> **Given records**

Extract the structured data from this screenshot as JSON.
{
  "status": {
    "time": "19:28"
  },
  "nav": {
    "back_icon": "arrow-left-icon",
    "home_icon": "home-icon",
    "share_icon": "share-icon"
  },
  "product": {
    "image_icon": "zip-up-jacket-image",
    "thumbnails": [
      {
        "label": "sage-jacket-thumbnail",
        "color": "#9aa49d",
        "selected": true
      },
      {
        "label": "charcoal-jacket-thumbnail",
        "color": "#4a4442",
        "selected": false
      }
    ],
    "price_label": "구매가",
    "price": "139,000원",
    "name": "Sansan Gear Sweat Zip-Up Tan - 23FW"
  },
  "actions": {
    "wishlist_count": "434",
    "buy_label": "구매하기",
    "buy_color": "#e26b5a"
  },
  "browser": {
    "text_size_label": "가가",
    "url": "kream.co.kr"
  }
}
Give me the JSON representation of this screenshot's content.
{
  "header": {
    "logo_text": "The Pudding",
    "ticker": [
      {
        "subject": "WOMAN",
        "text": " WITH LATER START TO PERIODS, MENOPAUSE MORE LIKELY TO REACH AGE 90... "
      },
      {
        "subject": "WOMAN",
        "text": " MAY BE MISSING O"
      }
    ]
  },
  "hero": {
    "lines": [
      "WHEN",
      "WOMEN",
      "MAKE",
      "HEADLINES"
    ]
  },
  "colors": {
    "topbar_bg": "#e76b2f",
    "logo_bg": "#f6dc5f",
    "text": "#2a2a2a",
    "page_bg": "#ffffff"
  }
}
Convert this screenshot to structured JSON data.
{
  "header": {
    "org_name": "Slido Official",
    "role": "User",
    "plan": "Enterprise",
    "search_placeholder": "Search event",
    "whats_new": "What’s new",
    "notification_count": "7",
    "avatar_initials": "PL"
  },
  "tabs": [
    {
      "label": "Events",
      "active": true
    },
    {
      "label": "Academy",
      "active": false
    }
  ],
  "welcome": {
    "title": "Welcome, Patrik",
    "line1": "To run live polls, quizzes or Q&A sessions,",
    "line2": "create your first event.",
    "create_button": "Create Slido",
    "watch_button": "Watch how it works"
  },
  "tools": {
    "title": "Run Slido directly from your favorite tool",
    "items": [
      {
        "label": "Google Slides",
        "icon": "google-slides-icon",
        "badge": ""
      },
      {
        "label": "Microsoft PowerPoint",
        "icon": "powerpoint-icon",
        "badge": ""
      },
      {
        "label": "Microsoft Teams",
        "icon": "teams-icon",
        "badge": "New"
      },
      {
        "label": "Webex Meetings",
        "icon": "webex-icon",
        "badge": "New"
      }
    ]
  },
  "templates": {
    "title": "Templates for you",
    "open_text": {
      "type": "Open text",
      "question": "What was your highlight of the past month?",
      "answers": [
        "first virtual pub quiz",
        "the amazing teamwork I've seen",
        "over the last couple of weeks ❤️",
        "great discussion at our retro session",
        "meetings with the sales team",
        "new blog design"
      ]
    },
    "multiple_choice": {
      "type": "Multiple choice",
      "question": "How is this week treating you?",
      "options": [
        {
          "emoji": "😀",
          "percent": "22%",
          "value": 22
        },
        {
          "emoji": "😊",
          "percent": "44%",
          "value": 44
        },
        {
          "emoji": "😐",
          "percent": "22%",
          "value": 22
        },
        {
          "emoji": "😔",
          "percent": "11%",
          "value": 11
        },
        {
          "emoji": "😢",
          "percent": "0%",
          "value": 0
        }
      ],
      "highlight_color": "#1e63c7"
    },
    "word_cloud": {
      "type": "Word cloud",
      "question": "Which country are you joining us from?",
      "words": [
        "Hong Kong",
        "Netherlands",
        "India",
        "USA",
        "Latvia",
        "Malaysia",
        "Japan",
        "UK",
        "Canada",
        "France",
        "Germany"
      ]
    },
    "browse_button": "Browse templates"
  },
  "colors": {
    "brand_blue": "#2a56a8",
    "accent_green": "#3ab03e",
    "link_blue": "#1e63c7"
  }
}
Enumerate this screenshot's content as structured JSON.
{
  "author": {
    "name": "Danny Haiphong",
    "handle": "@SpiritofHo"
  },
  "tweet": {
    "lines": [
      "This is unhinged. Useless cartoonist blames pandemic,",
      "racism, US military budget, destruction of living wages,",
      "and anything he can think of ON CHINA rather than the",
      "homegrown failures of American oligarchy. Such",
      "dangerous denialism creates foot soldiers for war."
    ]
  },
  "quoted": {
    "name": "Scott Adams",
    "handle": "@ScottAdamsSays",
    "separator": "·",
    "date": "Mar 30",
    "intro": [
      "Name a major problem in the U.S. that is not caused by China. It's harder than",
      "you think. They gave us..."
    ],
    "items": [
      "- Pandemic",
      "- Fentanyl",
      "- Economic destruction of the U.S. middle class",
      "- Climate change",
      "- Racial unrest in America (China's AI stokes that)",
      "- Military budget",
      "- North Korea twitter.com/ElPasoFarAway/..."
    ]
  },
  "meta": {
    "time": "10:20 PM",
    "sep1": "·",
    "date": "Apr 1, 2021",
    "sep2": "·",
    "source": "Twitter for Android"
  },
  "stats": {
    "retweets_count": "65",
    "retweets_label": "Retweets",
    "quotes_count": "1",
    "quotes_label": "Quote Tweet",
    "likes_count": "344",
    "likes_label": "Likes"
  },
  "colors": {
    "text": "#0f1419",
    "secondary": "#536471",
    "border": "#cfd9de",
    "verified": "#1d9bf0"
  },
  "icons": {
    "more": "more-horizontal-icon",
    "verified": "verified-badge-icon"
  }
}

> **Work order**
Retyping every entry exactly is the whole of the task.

> **Completed task**
Extract the structured data from this screenshot as JSON.
{
  "status": {
    "time": "19:28"
  },
  "nav": {
    "back_icon": "arrow-left-icon",
    "home_icon": "home-icon",
    "share_icon": "share-icon"
  },
  "product": {
    "image_icon": "zip-up-jacket-image",
    "thumbnails": [
      {
        "label": "sage-jacket-thumbnail",
        "color": "#9aa49d",
        "selected": true
      },
      {
        "label": "charcoal-jacket-thumbnail",
        "color": "#4a4442",
        "selected": false
      }
    ],
    "price_label": "구매가",
    "price": "139,000원",
    "name": "Sansan Gear Sweat Zip-Up Tan - 23FW"
  },
  "actions": {
    "wishlist_count": "434",
    "buy_label": "구매하기",
    "buy_color": "#e26b5a"
  },
  "browser": {
    "text_size_label": "가가",
    "url": "kream.co.kr"
  }
}
Give me the JSON representation of this screenshot's content.
{
  "header": {
    "logo_text": "The Pudding",
    "ticker": [
      {
        "subject": "WOMAN",
        "text": " WITH LATER START TO PERIODS, MENOPAUSE MORE LIKELY TO REACH AGE 90... "
      },
      {
        "subject": "WOMAN",
        "text": " MAY BE MISSING O"
      }
    ]
  },
  "hero": {
    "lines": [
      "WHEN",
      "WOMEN",
      "MAKE",
      "HEADLINES"
    ]
  },
  "colors": {
    "topbar_bg": "#e76b2f",
    "logo_bg": "#f6dc5f",
    "text": "#2a2a2a",
    "page_bg": "#ffffff"
  }
}
Convert this screenshot to structured JSON data.
{
  "header": {
    "org_name": "Slido Official",
    "role": "User",
    "plan": "Enterprise",
    "search_placeholder": "Search event",
    "whats_new": "What’s new",
    "notification_count": "7",
    "avatar_initials": "PL"
  },
  "tabs": [
    {
      "label": "Events",
      "active": true
    },
    {
      "label": "Academy",
      "active": false
    }
  ],
  "welcome": {
    "title": "Welcome, Patrik",
    "line1": "To run live polls, quizzes or Q&A sessions,",
    "line2": "create your first event.",
    "create_button": "Create Slido",
    "watch_button": "Watch how it works"
  },
  "tools": {
    "title": "Run Slido directly from your favorite tool",
    "items": [
      {
        "label": "Google Slides",
        "icon": "google-slides-icon",
        "badge": ""
      },
      {
        "label": "Microsoft PowerPoint",
        "icon": "powerpoint-icon",
        "badge": ""
      },
      {
        "label": "Microsoft Teams",
        "icon": "teams-icon",
        "badge": "New"
      },
      {
        "label": "Webex Meetings",
        "icon": "webex-icon",
        "badge": "New"
      }
    ]
  },
  "templates": {
    "title": "Templates for you",
    "open_text": {
      "type": "Open text",
      "question": "What was your highlight of the past month?",
      "answers": [
        "first virtual pub quiz",
        "the amazing teamwork I've seen",
        "over the last couple of weeks ❤️",
        "great discussion at our retro session",
        "meetings with the sales team",
        "new blog design"
      ]
    },
    "multiple_choice": {
      "type": "Multiple choice",
      "question": "How is this week treating you?",
      "options": [
        {
          "emoji": "😀",
          "percent": "22%",
          "value": 22
        },
        {
          "emoji": "😊",
          "percent": "44%",
          "value": 44
        },
        {
          "emoji": "😐",
          "percent": "22%",
          "value": 22
        },
        {
          "emoji": "😔",
          "percent": "11%",
          "value": 11
        },
        {
          "emoji": "😢",
          "percent": "0%",
          "value": 0
        }
      ],
      "highlight_color": "#1e63c7"
    },
    "word_cloud": {
      "type": "Word cloud",
      "question": "Which country are you joining us from?",
      "words": [
        "Hong Kong",
        "Netherlands",
        "India",
        "USA",
        "Latvia",
        "Malaysia",
        "Japan",
        "UK",
        "Canada",
        "France",
        "Germany"
      ]
    },
    "browse_button": "Browse templates"
  },
  "colors": {
    "brand_blue": "#2a56a8",
    "accent_green": "#3ab03e",
    "link_blue": "#1e63c7"
  }
}
Enumerate this screenshot's content as structured JSON.
{
  "author": {
    "name": "Danny Haiphong",
    "handle": "@SpiritofHo"
  },
  "tweet": {
    "lines": [
      "This is unhinged. Useless cartoonist blames pandemic,",
      "racism, US military budget, destruction of living wages,",
      "and anything he can think of ON CHINA rather than the",
      "homegrown failures of American oligarchy. Such",
      "dangerous denialism creates foot soldiers for war."
    ]
  },
  "quoted": {
    "name": "Scott Adams",
    "handle": "@ScottAdamsSays",
    "separator": "·",
    "date": "Mar 30",
    "intro": [
      "Name a major problem in the U.S. that is not caused by China. It's harder than",
      "you think. They gave us..."
    ],
    "items": [
      "- Pandemic",
      "- Fentanyl",
      "- Economic destruction of the U.S. middle class",
      "- Climate change",
      "- Racial unrest in America (China's AI stokes that)",
      "- Military budget",
      "- North Korea twitter.com/ElPasoFarAway/..."
    ]
  },
  "meta": {
    "time": "10:20 PM",
    "sep1": "·",
    "date": "Apr 1, 2021",
    "sep2": "·",
    "source": "Twitter for Android"
  },
  "stats": {
    "retweets_count": "65",
    "retweets_label": "Retweets",
    "quotes_count": "1",
    "quotes_label": "Quote Tweet",
    "likes_count": "344",
    "likes_label": "Likes"
  },
  "colors": {
    "text": "#0f1419",
    "secondary": "#536471",
    "border": "#cfd9de",
    "verified": "#1d9bf0"
  },
  "icons": {
    "more": "more-horizontal-icon",
    "verified": "verified-badge-icon"
  }
}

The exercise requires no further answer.